(Website and app data records)
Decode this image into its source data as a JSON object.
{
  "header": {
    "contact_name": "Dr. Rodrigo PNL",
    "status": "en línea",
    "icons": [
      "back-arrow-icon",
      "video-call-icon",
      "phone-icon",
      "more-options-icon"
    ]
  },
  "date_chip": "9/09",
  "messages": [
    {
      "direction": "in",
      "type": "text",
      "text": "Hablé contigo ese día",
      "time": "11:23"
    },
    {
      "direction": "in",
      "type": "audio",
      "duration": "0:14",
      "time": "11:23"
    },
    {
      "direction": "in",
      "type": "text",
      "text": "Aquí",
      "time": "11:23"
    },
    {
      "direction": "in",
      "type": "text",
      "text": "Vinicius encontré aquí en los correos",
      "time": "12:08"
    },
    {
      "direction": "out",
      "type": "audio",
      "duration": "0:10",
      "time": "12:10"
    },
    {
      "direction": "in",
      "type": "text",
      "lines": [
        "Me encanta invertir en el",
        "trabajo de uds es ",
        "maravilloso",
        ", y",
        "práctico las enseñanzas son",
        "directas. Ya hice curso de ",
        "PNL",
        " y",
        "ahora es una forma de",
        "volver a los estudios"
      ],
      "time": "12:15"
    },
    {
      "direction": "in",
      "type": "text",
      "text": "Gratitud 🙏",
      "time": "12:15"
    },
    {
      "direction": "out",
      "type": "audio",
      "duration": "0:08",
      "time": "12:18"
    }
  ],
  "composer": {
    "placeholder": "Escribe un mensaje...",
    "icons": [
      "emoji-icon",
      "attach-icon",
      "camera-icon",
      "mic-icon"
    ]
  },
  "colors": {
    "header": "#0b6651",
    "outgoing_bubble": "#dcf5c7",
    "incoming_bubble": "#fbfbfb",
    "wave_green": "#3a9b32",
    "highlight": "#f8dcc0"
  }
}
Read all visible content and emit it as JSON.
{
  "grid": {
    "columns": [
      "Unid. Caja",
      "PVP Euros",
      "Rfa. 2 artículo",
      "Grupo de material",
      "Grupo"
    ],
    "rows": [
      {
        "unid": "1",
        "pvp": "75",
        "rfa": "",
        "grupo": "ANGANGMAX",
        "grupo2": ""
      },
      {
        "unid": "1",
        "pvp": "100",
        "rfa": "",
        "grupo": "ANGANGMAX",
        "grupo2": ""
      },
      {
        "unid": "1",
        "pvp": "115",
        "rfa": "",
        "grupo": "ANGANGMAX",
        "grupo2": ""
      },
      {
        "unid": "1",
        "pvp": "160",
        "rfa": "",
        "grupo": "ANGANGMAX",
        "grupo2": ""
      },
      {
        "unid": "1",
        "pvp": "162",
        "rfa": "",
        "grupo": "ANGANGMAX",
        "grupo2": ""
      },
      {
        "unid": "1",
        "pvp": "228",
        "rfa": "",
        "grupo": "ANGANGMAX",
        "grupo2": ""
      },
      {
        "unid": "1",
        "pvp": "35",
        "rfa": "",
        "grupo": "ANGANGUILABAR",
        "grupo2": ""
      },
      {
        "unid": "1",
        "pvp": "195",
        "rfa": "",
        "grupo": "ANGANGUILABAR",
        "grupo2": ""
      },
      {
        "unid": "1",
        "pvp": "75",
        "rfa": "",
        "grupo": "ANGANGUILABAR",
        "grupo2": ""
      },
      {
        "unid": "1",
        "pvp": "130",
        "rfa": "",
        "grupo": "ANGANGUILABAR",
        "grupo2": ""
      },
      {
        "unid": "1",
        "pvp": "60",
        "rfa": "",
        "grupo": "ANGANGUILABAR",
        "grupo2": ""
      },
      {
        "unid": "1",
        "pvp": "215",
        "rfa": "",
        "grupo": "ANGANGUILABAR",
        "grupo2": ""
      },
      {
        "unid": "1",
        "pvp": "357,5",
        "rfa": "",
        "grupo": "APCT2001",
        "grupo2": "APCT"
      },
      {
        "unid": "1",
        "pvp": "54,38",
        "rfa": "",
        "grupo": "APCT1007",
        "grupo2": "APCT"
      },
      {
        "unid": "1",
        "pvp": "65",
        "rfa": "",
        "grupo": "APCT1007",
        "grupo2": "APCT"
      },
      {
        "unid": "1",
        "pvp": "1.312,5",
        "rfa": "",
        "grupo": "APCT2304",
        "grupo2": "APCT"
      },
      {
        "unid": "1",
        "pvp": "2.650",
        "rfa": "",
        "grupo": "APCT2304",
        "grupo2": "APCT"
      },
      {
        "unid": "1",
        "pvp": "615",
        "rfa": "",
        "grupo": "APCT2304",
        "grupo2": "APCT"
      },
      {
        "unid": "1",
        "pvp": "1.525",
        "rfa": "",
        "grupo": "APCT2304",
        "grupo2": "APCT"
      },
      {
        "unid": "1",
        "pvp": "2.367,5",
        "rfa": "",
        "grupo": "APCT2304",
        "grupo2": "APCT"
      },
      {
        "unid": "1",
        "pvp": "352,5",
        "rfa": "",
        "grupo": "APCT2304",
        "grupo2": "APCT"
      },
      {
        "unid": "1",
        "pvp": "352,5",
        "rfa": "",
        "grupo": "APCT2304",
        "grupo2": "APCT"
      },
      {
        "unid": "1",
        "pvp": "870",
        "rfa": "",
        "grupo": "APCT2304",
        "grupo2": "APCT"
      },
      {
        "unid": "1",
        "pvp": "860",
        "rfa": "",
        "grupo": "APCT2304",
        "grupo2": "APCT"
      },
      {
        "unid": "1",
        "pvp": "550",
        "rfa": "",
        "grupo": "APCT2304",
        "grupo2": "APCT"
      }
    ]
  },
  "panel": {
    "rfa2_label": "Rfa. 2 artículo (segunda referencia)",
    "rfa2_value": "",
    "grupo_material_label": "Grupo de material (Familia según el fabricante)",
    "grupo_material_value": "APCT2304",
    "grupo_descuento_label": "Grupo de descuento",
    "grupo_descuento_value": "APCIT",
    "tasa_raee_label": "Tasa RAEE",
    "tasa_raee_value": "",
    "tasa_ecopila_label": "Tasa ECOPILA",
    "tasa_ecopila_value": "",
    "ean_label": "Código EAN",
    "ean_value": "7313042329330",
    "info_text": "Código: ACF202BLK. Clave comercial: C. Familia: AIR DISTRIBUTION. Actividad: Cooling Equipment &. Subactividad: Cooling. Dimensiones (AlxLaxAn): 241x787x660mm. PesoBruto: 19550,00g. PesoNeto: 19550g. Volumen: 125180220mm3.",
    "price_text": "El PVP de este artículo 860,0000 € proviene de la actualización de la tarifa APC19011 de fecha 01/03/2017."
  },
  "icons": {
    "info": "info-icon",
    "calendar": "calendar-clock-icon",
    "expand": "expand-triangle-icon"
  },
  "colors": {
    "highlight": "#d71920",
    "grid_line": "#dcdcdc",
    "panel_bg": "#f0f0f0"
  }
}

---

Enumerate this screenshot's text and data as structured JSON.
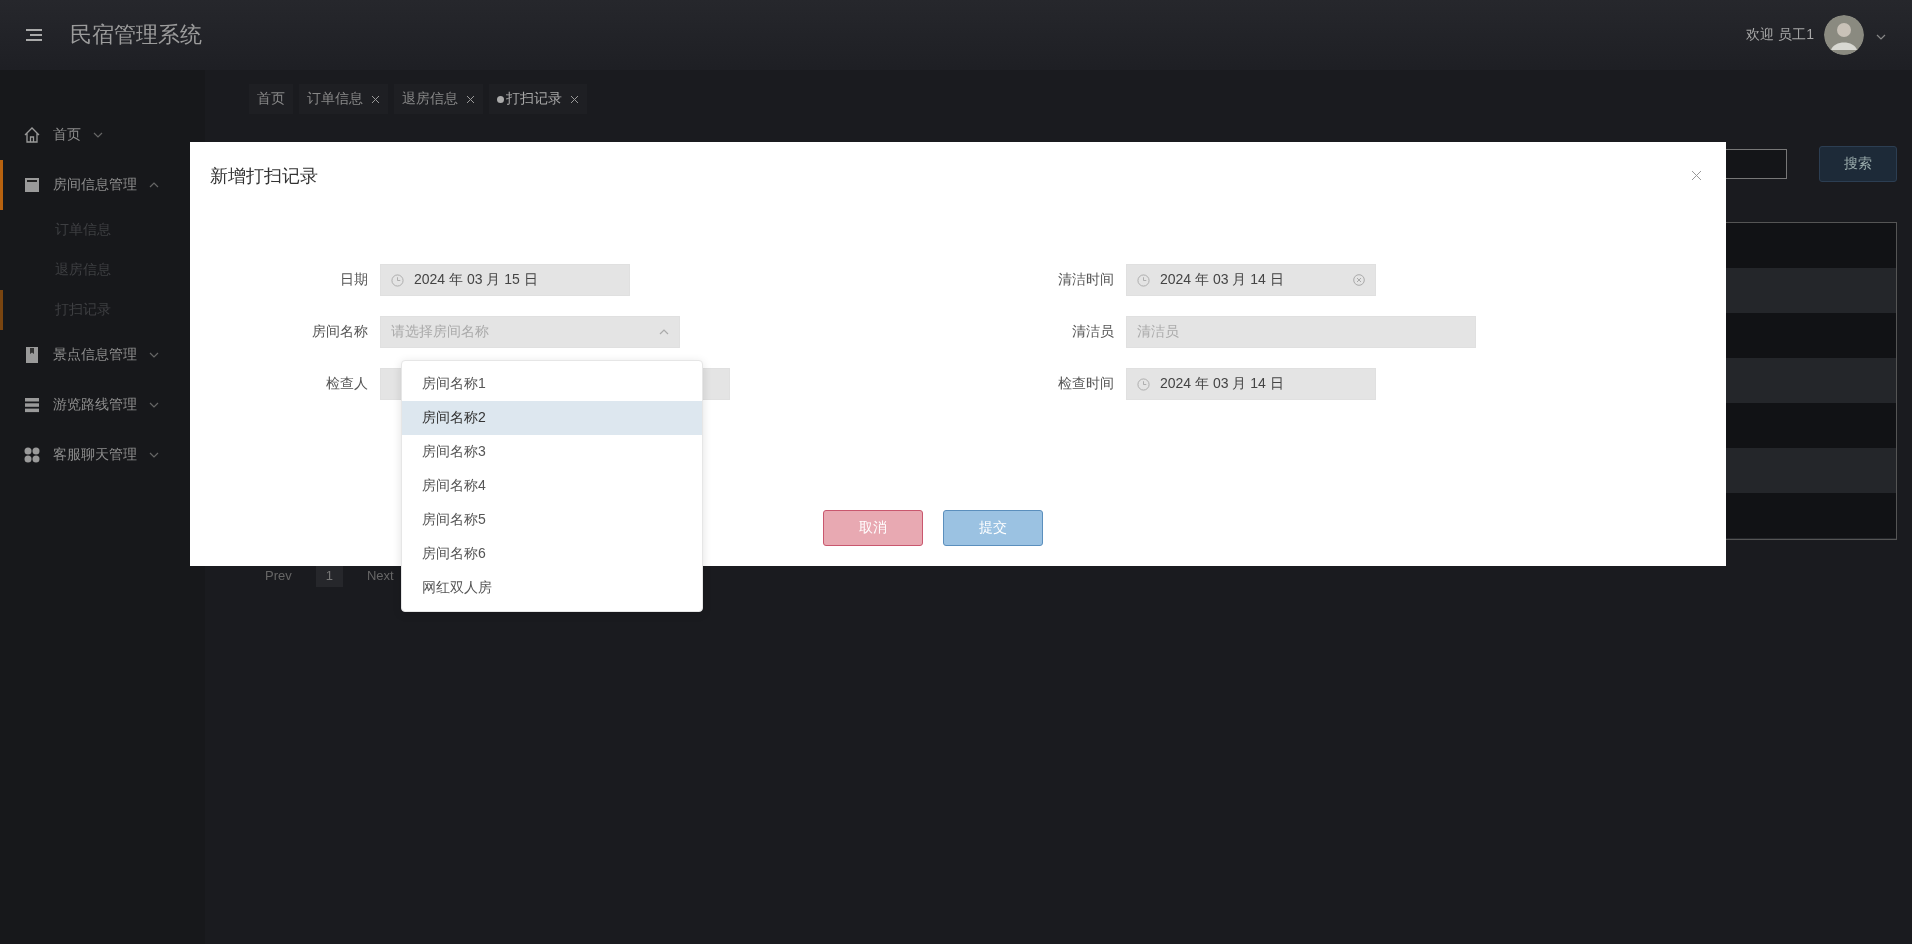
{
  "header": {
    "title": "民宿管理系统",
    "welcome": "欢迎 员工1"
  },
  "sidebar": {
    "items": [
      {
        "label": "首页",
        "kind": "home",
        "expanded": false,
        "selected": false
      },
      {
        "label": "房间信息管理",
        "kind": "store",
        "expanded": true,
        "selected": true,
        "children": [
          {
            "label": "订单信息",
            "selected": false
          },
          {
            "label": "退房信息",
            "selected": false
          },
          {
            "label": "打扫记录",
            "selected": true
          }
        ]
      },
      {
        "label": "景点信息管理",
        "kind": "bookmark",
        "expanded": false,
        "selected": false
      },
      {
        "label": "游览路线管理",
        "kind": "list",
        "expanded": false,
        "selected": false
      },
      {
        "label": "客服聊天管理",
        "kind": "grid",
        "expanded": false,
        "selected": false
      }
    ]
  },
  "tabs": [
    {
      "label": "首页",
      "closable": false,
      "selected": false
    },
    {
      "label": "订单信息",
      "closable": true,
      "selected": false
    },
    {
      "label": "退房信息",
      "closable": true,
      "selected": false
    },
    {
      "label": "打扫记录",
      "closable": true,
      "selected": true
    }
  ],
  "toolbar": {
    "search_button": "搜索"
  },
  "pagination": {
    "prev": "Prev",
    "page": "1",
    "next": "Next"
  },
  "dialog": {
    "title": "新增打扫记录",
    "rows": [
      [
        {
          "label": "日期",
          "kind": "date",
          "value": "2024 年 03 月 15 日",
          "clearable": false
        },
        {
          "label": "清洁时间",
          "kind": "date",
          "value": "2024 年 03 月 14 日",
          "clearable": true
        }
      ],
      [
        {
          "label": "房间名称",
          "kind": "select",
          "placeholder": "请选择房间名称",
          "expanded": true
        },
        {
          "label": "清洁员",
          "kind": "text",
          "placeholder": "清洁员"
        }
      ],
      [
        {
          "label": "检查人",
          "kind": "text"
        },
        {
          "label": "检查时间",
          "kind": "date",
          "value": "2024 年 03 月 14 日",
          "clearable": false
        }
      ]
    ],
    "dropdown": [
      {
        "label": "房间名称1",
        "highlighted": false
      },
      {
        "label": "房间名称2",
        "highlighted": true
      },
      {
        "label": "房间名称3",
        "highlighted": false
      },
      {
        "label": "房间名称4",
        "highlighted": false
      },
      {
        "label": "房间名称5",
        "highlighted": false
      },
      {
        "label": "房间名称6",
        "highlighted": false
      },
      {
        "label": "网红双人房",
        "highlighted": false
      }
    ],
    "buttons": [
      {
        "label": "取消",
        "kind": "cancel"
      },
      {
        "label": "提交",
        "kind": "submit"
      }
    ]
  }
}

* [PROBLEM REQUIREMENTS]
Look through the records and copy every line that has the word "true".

* [RESPONSE TO THIS EXERCISE]
        "expanded": true,
        "selected": true,
            "selected": true
      "closable": true,
      "closable": true,
      "closable": true,
      "selected": true
          "clearable": true
          "expanded": true
        "highlighted": true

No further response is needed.